The careful examination of blood stained clothing can potentially provide information regarding the movements and activities of the wearer during a bloodshed event. The goal of this study is to aid the bloodstain pattern analyst during such examinations. Spatter and transfer stains were created on eleven types of fabric used commonly in the manufacture of clothing. The physical characteristics of the resulting stains including size, shape and penetration of the fabric structure were compared. Results indicate that physical characteristics alone may not be sufficient for distinguishing spatter from transfer stains. Others factors such as the quantity and distribution of stains and case factors should be carefully considered when making this distinction.
Examination of blood stained clothing is a common request of the bloodstain pattern analyst. Given its potential to provide information about the movements and activities of the wearer, bloodstain pattern analysis may confirm or refute explanations for the presence of blood on his or her clothing. Of particular interest are spatter and transfer stains. These two broad categories of stains are commonly present in a bloodshed event, but are created by very different mechanisms. The ability to distinguish and correctly identify these stains is an important skill for any bloodstain pattern analyst who routinely examines clothing. The recent case of the Indiana v. Camm (1) brought this issue to the forefront of the bloodstain pattern community.

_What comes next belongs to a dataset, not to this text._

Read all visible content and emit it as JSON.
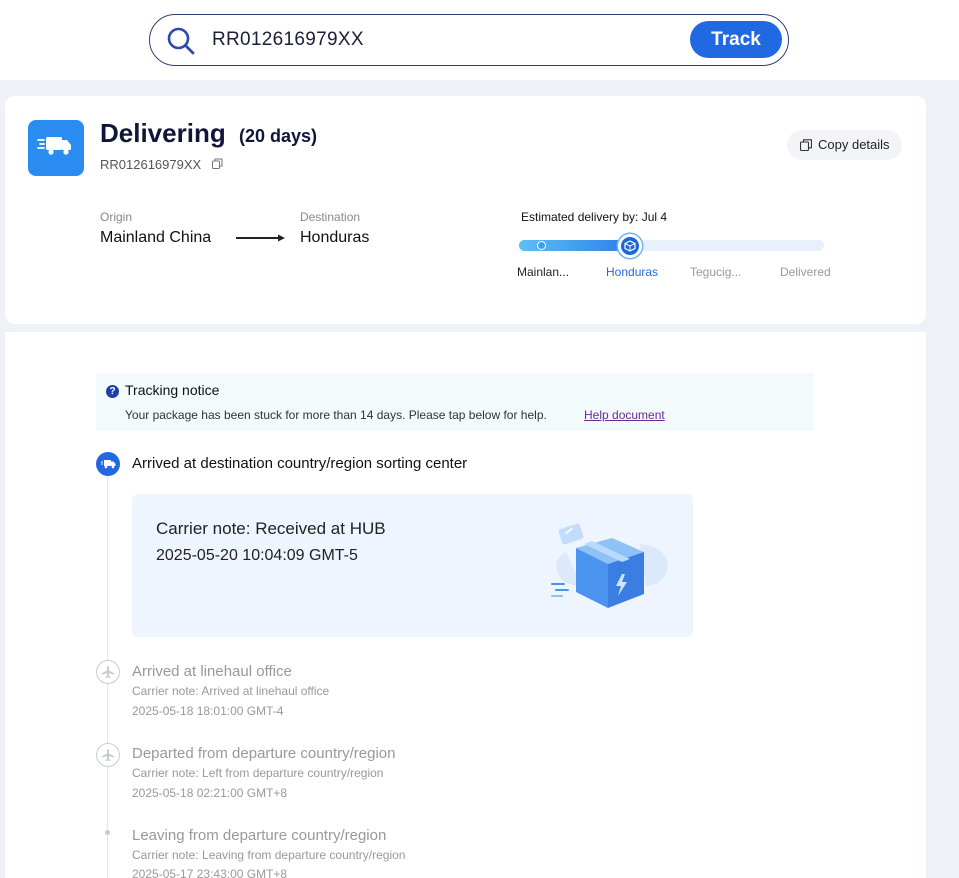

Much research has been published in other areas of bloodstain pattern analysis. However, the resources and reference material for examination of clothing are more limited. As with any other bloodstain, the target surface must be considered prior to evaluating the stain. Research has been published indicating that both texture and composition of a fabric will affect the resulting shape of a bloodstain. (2-4) This study will revisit the topic of fabric (5) as a target surface with a focus on spatter and distinguishing spatter from transfer.